[Task goal] Repeat the entries below exactly, missing none.

=== Begin Enclosure ===

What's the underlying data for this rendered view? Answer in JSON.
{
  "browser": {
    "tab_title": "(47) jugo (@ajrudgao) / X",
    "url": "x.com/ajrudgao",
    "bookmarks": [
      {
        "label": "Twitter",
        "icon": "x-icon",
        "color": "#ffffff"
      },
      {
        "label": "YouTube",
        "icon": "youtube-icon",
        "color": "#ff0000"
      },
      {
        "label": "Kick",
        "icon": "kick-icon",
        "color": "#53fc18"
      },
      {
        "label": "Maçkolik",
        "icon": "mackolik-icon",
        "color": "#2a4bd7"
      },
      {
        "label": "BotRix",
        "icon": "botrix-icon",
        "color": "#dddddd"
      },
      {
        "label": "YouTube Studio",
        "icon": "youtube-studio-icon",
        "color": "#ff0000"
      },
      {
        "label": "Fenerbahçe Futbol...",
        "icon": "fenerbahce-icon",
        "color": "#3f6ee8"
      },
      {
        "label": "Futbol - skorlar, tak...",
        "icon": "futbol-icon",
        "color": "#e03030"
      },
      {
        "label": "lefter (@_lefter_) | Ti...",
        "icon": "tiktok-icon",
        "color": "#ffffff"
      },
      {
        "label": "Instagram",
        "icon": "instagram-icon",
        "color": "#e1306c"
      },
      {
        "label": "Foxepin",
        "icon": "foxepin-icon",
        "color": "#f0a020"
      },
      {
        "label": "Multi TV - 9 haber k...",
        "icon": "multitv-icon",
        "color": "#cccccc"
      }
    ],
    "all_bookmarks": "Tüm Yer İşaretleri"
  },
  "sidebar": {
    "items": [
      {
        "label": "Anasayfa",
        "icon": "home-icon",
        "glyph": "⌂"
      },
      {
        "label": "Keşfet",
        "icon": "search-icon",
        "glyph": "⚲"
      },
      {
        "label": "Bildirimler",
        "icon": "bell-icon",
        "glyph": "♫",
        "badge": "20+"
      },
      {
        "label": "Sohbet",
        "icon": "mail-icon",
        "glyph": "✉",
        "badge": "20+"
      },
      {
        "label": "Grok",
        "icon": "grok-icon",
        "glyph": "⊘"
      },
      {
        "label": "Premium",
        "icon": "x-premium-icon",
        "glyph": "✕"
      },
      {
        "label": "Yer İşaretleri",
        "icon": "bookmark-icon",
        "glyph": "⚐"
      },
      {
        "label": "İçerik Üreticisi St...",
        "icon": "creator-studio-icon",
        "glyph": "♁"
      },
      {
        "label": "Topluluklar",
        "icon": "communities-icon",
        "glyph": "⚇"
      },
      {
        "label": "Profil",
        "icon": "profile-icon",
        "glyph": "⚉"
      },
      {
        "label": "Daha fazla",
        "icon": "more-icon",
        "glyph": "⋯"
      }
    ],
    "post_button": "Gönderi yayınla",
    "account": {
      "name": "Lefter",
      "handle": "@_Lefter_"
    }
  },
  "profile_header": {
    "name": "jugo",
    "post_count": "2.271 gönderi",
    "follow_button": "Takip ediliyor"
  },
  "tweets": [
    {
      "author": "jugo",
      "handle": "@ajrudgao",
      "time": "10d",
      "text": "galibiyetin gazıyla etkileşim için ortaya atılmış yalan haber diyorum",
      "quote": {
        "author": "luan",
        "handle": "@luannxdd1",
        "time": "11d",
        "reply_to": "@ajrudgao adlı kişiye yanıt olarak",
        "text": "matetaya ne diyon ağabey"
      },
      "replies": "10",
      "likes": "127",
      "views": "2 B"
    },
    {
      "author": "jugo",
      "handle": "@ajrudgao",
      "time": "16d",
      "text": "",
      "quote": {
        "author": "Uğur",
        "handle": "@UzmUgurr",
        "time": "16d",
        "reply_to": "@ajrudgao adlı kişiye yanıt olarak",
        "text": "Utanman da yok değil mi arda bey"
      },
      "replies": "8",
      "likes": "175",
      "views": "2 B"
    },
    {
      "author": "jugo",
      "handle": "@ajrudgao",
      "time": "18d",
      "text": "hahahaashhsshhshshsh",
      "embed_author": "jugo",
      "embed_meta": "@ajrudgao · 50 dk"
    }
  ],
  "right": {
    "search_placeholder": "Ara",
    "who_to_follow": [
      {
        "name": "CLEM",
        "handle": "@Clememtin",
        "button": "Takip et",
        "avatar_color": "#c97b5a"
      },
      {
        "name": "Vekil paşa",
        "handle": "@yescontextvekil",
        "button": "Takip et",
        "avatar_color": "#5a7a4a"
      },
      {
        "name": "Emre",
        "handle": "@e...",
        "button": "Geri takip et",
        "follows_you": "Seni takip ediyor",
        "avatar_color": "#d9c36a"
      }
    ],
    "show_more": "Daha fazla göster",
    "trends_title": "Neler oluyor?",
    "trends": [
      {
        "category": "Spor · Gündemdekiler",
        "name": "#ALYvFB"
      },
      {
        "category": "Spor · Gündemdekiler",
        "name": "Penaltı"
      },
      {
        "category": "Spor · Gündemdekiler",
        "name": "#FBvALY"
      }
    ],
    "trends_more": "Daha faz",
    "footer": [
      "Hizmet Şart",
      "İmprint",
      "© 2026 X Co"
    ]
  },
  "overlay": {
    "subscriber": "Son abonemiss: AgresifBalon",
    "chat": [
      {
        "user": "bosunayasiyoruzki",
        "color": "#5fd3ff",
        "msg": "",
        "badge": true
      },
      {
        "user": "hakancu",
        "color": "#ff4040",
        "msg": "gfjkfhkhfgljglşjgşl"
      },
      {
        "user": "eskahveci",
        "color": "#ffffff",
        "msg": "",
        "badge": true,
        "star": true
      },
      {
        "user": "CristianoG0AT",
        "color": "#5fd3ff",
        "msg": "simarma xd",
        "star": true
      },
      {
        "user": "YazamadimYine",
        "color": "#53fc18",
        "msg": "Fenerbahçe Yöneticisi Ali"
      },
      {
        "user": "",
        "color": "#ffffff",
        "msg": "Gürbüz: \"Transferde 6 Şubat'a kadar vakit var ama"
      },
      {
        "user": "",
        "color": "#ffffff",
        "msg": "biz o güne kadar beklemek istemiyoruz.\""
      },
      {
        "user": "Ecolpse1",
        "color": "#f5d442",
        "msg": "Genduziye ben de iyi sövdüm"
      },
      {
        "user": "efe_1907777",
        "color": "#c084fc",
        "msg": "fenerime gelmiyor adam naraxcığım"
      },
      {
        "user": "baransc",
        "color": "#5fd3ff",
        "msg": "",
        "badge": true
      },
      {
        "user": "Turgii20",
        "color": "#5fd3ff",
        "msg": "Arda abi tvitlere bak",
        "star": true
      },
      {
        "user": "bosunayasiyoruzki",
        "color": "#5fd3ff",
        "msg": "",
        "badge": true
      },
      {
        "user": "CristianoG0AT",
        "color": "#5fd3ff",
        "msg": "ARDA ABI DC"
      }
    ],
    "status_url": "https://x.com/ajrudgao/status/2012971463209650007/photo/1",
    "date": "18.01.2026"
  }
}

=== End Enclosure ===

[Answer to this exercise]
What's the underlying data for this rendered view? Answer in JSON.
{
  "browser": {
    "tab_title": "(47) jugo (@ajrudgao) / X",
    "url": "x.com/ajrudgao",
    "bookmarks": [
      {
        "label": "Twitter",
        "icon": "x-icon",
        "color": "#ffffff"
      },
      {
        "label": "YouTube",
        "icon": "youtube-icon",
        "color": "#ff0000"
      },
      {
        "label": "Kick",
        "icon": "kick-icon",
        "color": "#53fc18"
      },
      {
        "label": "Maçkolik",
        "icon": "mackolik-icon",
        "color": "#2a4bd7"
      },
      {
        "label": "BotRix",
        "icon": "botrix-icon",
        "color": "#dddddd"
      },
      {
        "label": "YouTube Studio",
        "icon": "youtube-studio-icon",
        "color": "#ff0000"
      },
      {
        "label": "Fenerbahçe Futbol...",
        "icon": "fenerbahce-icon",
        "color": "#3f6ee8"
      },
      {
        "label": "Futbol - skorlar, tak...",
        "icon": "futbol-icon",
        "color": "#e03030"
      },
      {
        "label": "lefter (@_lefter_) | Ti...",
        "icon": "tiktok-icon",
        "color": "#ffffff"
      },
      {
        "label": "Instagram",
        "icon": "instagram-icon",
        "color": "#e1306c"
      },
      {
        "label": "Foxepin",
        "icon": "foxepin-icon",
        "color": "#f0a020"
      },
      {
        "label": "Multi TV - 9 haber k...",
        "icon": "multitv-icon",
        "color": "#cccccc"
      }
    ],
    "all_bookmarks": "Tüm Yer İşaretleri"
  },
  "sidebar": {
    "items": [
      {
        "label": "Anasayfa",
        "icon": "home-icon",
        "glyph": "⌂"
      },
      {
        "label": "Keşfet",
        "icon": "search-icon",
        "glyph": "⚲"
      },
      {
        "label": "Bildirimler",
        "icon": "bell-icon",
        "glyph": "♫",
        "badge": "20+"
      },
      {
        "label": "Sohbet",
        "icon": "mail-icon",
        "glyph": "✉",
        "badge": "20+"
      },
      {
        "label": "Grok",
        "icon": "grok-icon",
        "glyph": "⊘"
      },
      {
        "label": "Premium",
        "icon": "x-premium-icon",
        "glyph": "✕"
      },
      {
        "label": "Yer İşaretleri",
        "icon": "bookmark-icon",
        "glyph": "⚐"
      },
      {
        "label": "İçerik Üreticisi St...",
        "icon": "creator-studio-icon",
        "glyph": "♁"
      },
      {
        "label": "Topluluklar",
        "icon": "communities-icon",
        "glyph": "⚇"
      },
      {
        "label": "Profil",
        "icon": "profile-icon",
        "glyph": "⚉"
      },
      {
        "label": "Daha fazla",
        "icon": "more-icon",
        "glyph": "⋯"
      }
    ],
    "post_button": "Gönderi yayınla",
    "account": {
      "name": "Lefter",
      "handle": "@_Lefter_"
    }
  },
  "profile_header": {
    "name": "jugo",
    "post_count": "2.271 gönderi",
    "follow_button": "Takip ediliyor"
  },
  "tweets": [
    {
      "author": "jugo",
      "handle": "@ajrudgao",
      "time": "10d",
      "text": "galibiyetin gazıyla etkileşim için ortaya atılmış yalan haber diyorum",
      "quote": {
        "author": "luan",
        "handle": "@luannxdd1",
        "time": "11d",
        "reply_to": "@ajrudgao adlı kişiye yanıt olarak",
        "text": "matetaya ne diyon ağabey"
      },
      "replies": "10",
      "likes": "127",
      "views": "2 B"
    },
    {
      "author": "jugo",
      "handle": "@ajrudgao",
      "time": "16d",
      "text": "",
      "quote": {
        "author": "Uğur",
        "handle": "@UzmUgurr",
        "time": "16d",
        "reply_to": "@ajrudgao adlı kişiye yanıt olarak",
        "text": "Utanman da yok değil mi arda bey"
      },
      "replies": "8",
      "likes": "175",
      "views": "2 B"
    },
    {
      "author": "jugo",
      "handle": "@ajrudgao",
      "time": "18d",
      "text": "hahahaashhsshhshshsh",
      "embed_author": "jugo",
      "embed_meta": "@ajrudgao · 50 dk"
    }
  ],
  "right": {
    "search_placeholder": "Ara",
    "who_to_follow": [
      {
        "name": "CLEM",
        "handle": "@Clememtin",
        "button": "Takip et",
        "avatar_color": "#c97b5a"
      },
      {
        "name": "Vekil paşa",
        "handle": "@yescontextvekil",
        "button": "Takip et",
        "avatar_color": "#5a7a4a"
      },
      {
        "name": "Emre",
        "handle": "@e...",
        "button": "Geri takip et",
        "follows_you": "Seni takip ediyor",
        "avatar_color": "#d9c36a"
      }
    ],
    "show_more": "Daha fazla göster",
    "trends_title": "Neler oluyor?",
    "trends": [
      {
        "category": "Spor · Gündemdekiler",
        "name": "#ALYvFB"
      },
      {
        "category": "Spor · Gündemdekiler",
        "name": "Penaltı"
      },
      {
        "category": "Spor · Gündemdekiler",
        "name": "#FBvALY"
      }
    ],
    "trends_more": "Daha faz",
    "footer": [
      "Hizmet Şart",
      "İmprint",
      "© 2026 X Co"
    ]
  },
  "overlay": {
    "subscriber": "Son abonemiss: AgresifBalon",
    "chat": [
      {
        "user": "bosunayasiyoruzki",
        "color": "#5fd3ff",
        "msg": "",
        "badge": true
      },
      {
        "user": "hakancu",
        "color": "#ff4040",
        "msg": "gfjkfhkhfgljglşjgşl"
      },
      {
        "user": "eskahveci",
        "color": "#ffffff",
        "msg": "",
        "badge": true,
        "star": true
      },
      {
        "user": "CristianoG0AT",
        "color": "#5fd3ff",
        "msg": "simarma xd",
        "star": true
      },
      {
        "user": "YazamadimYine",
        "color": "#53fc18",
        "msg": "Fenerbahçe Yöneticisi Ali"
      },
      {
        "user": "",
        "color": "#ffffff",
        "msg": "Gürbüz: \"Transferde 6 Şubat'a kadar vakit var ama"
      },
      {
        "user": "",
        "color": "#ffffff",
        "msg": "biz o güne kadar beklemek istemiyoruz.\""
      },
      {
        "user": "Ecolpse1",
        "color": "#f5d442",
        "msg": "Genduziye ben de iyi sövdüm"
      },
      {
        "user": "efe_1907777",
        "color": "#c084fc",
        "msg": "fenerime gelmiyor adam naraxcığım"
      },
      {
        "user": "baransc",
        "color": "#5fd3ff",
        "msg": "",
        "badge": true
      },
      {
        "user": "Turgii20",
        "color": "#5fd3ff",
        "msg": "Arda abi tvitlere bak",
        "star": true
      },
      {
        "user": "bosunayasiyoruzki",
        "color": "#5fd3ff",
        "msg": "",
        "badge": true
      },
      {
        "user": "CristianoG0AT",
        "color": "#5fd3ff",
        "msg": "ARDA ABI DC"
      }
    ],
    "status_url": "https://x.com/ajrudgao/status/2012971463209650007/photo/1",
    "date": "18.01.2026"
  }
}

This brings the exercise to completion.